Tuesday, July 02 2019

Why is it that the minute you get a noodle or foam dumbbells in your hands you go brain dead trying to think of new things to do?  Subscribers are always requesting more noodle and hand buoy ideas and so I tested a circuit format in my class and got great feedback; hence the latest video and audio download to post – Noodle & Buoy Circuit.   

The choice of equipment available to aquatic fitness instructors is often limited to noodles and hand buoys.   This is not exactly the best recipe for creativity and muscle balance, but in most cases they are the only equipment instructors have to work with.  The fact is many instructors want to use equipment in their classes and so do their students.   My personal animus for equipment has been well documented in previous blogs, including Equipment Addiction.  My antipathy relates more to monitoring the safety of 40 older adults while they flail around with enormous dumbbells and super-dense noodles. 

However, Fitmotivation does receive requests for noodle and buoy ideas and that means someone has to deal with it and I guess that someone is me.  Experimenting with a workout on my own in the pool, I developed a circuit format that alternated upper body toning with buoys and core training with noodles.  Next, I tested the format in my class at the YMCA.   The class participants were shocked when I told them that we were using foam dumbbells and noodles.  “SMALL DUMBBELLS AND SKINNY NOODLES!”  (I hid the larger ones.)   The feedback on the circuit was very positive and so I decided to share the workout.

Despite my dread for using buoys and noodles in large classes, there are benefits to equipment use.  In lieu of using equipment, all movements are RESISTED and thus all muscle actions are concentric.  This is good, but some fitness pundits laud the benefits of eccentric muscle actions, where the forces of gravity, buoyancy or equipment ASSIST movement.  They believe that eccentric training builds greater overall muscle strength and may help heal and prevent muscular sprains and strains.

Eccentric muscle actions can only be achieved by introducing equipment.  When using buoys or noodles for resistance, the upward force of buoyancy resists the downward phase of the movement.   Therefore the upward phase of movement is assisted and eccentric.  In this workout, only the buoys are used for resistance.  The noodles are used primarily for buoyant support. 



Segment 1:  This segment features a warm-up; no equipment is used.  The goal is to prepare the muscles and joints for the workout – particularly specific prep to ready the upper body for equipment use.

Segment 2:  The first two hand buoy combos are introduced in this segment.  Each combination features two moves.  This allows for more simplistic choreography or linking if desired.

Segment 3:  Switching over to noodles for buoyant support provides the hands a much needed break.   Two different core moves are taught using the noodle behind the upper back for support.

Segment 4:  Two more combinations are taught with the hand buoys and then all four combinations are added together.

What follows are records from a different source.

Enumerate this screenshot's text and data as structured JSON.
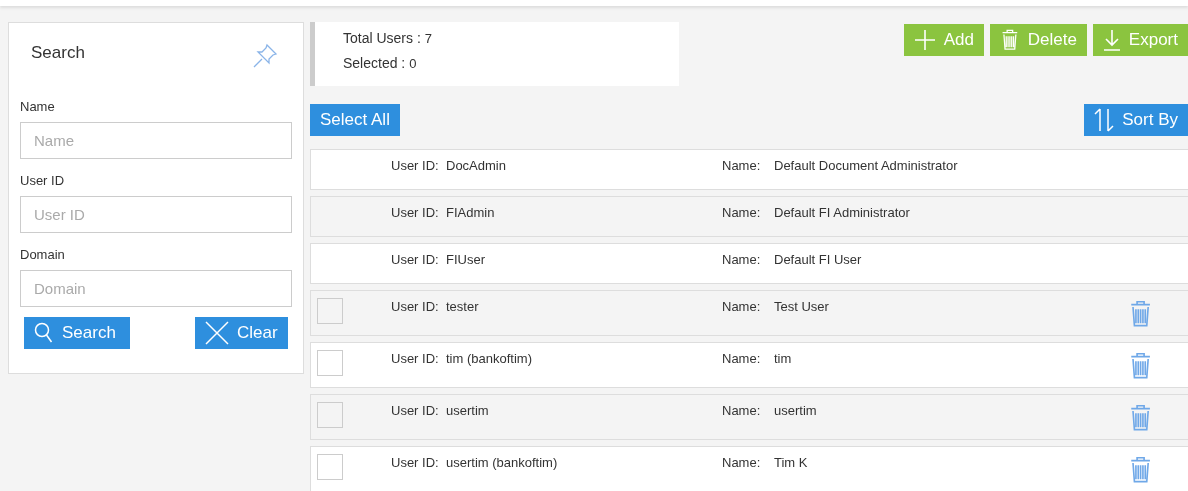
{
  "search_panel": {
    "title": "Search",
    "fields": [
      {
        "label": "Name",
        "placeholder": "Name"
      },
      {
        "label": "User ID",
        "placeholder": "User ID"
      },
      {
        "label": "Domain",
        "placeholder": "Domain"
      }
    ],
    "search_button": "Search",
    "clear_button": "Clear"
  },
  "summary": {
    "total_label": "Total Users :",
    "total": "7",
    "selected_label": "Selected :",
    "selected": "0"
  },
  "actions": [
    "Add",
    "Delete",
    "Export"
  ],
  "select_all": "Select All",
  "sort_by": "Sort By",
  "users": [
    {
      "user_id_label": "User ID:",
      "user_id": "DocAdmin",
      "name_label": "Name:",
      "name": "Default Document Administrator",
      "deletable": false,
      "selected": false
    },
    {
      "user_id_label": "User ID:",
      "user_id": "FIAdmin",
      "name_label": "Name:",
      "name": "Default FI Administrator",
      "deletable": false,
      "selected": false
    },
    {
      "user_id_label": "User ID:",
      "user_id": "FIUser",
      "name_label": "Name:",
      "name": "Default FI User",
      "deletable": false,
      "selected": false
    },
    {
      "user_id_label": "User ID:",
      "user_id": "tester",
      "name_label": "Name:",
      "name": "Test User",
      "deletable": true,
      "selected": false
    },
    {
      "user_id_label": "User ID:",
      "user_id": "tim (bankoftim)",
      "name_label": "Name:",
      "name": "tim",
      "deletable": true,
      "selected": false
    },
    {
      "user_id_label": "User ID:",
      "user_id": "usertim",
      "name_label": "Name:",
      "name": "usertim",
      "deletable": true,
      "selected": false
    },
    {
      "user_id_label": "User ID:",
      "user_id": "usertim (bankoftim)",
      "name_label": "Name:",
      "name": "Tim K",
      "deletable": true,
      "selected": false
    }
  ]
}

Segment 5:  Two more noodle moves are taught and then all 4 noodle moves are added together.

Segment 6:  Cool down and stretch (no equipment)

Equipment is not for everyone.  If someone experiences discomfort or pain in their fingers, hands, wrists, elbows, shoulders, neck or back – they should just exercise without the equipment.   In place of hand buoys, smaller (1/4 sized) pieces of noodle can be used.  In place of a noodle, a flotation belt can be substituted.

Noodle & Buoy Circuit also includes an audio download.  As I was testing and rehearsing the circuit by myself in the pool, I realized it would make a good video/audio to exercise along with.   This was my first attempt at voicing over an audio workout that had noodles and/or hand buoys, not to mention choreography.  Not an easy effort, but hopefully the end result is doable. 

The video is available to both Basic Pro and Premium Pro subscribers.  Premium subscribers can download the audio workout for FREE – but you must do so before the next audio workout posts.   The next audio download is scheduled to post on 10/10/17.  Otherwise, the audio downloads are available in the Fitmotivation online store and available to Basic & Premium subscribers for 50% off ($7.50).


Author: Mark Grevelding is the founder of Fitmotivation. He is also a training specialist and consultant with the Aquatic Exercise Association’s (AEA). Mark has been active in the fitness industry for 22 years as a group fitness instructor, personal trainer, international presenter and a continuing education provider for AEA, AFAA & ACE.